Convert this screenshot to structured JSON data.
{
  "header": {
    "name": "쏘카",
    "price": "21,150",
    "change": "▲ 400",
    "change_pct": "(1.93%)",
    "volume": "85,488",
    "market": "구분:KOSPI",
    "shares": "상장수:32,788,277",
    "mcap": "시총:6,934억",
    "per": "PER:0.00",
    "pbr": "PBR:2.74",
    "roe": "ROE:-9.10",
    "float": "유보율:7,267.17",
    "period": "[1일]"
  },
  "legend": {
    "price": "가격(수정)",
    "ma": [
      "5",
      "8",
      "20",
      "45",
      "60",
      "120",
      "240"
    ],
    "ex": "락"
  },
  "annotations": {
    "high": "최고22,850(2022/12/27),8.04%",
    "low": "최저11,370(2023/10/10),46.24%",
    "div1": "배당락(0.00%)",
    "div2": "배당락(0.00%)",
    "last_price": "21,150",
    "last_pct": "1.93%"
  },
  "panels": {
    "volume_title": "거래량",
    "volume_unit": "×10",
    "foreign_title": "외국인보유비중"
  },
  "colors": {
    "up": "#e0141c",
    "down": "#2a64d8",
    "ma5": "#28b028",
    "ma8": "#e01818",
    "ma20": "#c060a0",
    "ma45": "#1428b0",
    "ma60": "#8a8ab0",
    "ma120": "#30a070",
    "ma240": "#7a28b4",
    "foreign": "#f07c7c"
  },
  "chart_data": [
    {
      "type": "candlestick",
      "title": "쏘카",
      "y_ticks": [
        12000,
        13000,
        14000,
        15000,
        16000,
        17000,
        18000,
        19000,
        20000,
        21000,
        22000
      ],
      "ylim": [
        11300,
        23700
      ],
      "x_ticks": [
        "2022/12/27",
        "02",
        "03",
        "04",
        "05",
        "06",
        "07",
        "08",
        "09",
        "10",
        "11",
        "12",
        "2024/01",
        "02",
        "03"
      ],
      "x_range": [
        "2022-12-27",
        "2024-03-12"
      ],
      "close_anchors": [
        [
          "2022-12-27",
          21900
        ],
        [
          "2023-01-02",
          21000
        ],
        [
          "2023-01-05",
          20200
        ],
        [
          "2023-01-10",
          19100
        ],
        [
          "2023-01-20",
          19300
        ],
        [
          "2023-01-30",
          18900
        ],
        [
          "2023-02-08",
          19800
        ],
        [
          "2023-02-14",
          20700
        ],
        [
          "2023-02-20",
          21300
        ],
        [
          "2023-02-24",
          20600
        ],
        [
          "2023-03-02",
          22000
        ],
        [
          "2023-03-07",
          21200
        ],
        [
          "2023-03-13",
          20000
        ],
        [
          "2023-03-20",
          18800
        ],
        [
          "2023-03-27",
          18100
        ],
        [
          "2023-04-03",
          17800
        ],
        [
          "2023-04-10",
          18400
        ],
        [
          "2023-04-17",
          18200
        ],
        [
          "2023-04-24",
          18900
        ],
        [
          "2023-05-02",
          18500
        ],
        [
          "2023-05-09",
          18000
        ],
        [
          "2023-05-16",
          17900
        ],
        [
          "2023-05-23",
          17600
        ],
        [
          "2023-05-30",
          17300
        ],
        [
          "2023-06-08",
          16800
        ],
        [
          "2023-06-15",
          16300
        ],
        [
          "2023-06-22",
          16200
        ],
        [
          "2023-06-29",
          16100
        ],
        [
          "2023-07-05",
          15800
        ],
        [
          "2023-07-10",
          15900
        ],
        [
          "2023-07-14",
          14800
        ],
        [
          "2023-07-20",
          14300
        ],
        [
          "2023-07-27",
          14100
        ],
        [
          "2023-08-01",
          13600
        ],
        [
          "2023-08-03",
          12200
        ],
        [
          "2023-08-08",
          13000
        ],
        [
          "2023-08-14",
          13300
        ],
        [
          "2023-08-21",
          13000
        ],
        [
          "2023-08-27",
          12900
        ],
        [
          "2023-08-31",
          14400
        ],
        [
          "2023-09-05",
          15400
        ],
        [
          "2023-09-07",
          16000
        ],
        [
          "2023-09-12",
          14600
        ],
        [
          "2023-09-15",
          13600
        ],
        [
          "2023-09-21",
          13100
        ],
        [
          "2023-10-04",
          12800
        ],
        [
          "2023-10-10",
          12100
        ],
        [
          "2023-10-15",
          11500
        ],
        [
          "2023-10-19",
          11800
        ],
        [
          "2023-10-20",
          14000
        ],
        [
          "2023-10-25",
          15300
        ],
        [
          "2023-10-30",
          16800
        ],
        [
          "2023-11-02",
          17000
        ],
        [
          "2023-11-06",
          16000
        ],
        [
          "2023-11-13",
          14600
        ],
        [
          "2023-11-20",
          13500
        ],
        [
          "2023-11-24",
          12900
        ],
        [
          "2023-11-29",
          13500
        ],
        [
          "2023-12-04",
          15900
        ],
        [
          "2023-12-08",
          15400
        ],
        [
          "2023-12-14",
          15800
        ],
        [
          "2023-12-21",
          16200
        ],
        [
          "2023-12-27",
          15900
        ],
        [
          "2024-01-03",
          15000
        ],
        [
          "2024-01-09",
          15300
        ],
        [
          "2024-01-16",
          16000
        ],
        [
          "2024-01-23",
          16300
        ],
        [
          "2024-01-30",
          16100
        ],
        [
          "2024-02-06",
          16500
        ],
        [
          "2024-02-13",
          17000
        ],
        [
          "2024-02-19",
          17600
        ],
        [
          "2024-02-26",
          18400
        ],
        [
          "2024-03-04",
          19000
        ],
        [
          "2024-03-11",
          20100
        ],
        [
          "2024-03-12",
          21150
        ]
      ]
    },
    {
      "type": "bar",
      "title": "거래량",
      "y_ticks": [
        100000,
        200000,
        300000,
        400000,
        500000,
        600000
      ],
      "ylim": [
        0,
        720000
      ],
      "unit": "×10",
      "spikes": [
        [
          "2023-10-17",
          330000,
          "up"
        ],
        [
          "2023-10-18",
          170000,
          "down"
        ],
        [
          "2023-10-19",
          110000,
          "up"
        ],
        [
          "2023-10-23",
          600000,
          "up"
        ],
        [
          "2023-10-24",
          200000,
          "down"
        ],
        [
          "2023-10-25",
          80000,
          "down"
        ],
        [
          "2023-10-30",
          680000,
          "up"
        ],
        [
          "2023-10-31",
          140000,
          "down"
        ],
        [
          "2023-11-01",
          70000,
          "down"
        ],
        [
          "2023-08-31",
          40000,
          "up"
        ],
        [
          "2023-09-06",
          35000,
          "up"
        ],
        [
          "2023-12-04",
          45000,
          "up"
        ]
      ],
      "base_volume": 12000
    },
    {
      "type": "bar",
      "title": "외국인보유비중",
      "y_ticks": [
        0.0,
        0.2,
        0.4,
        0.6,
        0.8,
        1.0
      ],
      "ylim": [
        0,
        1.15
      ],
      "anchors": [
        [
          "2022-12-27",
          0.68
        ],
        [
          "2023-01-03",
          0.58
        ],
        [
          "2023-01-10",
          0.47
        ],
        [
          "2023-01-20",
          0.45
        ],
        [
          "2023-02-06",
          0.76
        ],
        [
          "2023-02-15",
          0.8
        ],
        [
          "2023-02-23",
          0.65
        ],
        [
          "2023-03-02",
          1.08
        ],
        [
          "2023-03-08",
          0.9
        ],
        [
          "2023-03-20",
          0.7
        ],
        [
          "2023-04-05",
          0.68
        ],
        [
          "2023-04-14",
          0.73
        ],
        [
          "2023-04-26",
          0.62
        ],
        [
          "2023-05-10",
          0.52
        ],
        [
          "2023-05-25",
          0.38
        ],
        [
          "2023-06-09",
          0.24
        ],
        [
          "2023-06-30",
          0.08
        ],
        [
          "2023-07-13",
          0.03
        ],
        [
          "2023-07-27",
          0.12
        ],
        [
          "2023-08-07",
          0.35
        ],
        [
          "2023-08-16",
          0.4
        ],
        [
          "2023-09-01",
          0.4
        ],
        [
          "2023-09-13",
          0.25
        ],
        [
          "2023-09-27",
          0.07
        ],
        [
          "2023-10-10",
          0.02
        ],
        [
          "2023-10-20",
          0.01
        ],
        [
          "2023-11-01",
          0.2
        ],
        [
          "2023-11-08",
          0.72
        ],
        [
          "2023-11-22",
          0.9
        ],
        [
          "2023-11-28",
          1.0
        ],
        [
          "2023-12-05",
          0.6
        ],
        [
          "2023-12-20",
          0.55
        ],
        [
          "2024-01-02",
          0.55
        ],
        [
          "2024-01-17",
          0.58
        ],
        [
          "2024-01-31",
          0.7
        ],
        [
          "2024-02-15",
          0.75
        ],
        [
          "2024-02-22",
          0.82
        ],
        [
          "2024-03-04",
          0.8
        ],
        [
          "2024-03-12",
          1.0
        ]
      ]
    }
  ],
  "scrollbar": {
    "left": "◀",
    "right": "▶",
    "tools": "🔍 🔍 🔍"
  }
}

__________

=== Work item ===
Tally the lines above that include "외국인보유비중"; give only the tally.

=== Problem solution ===
2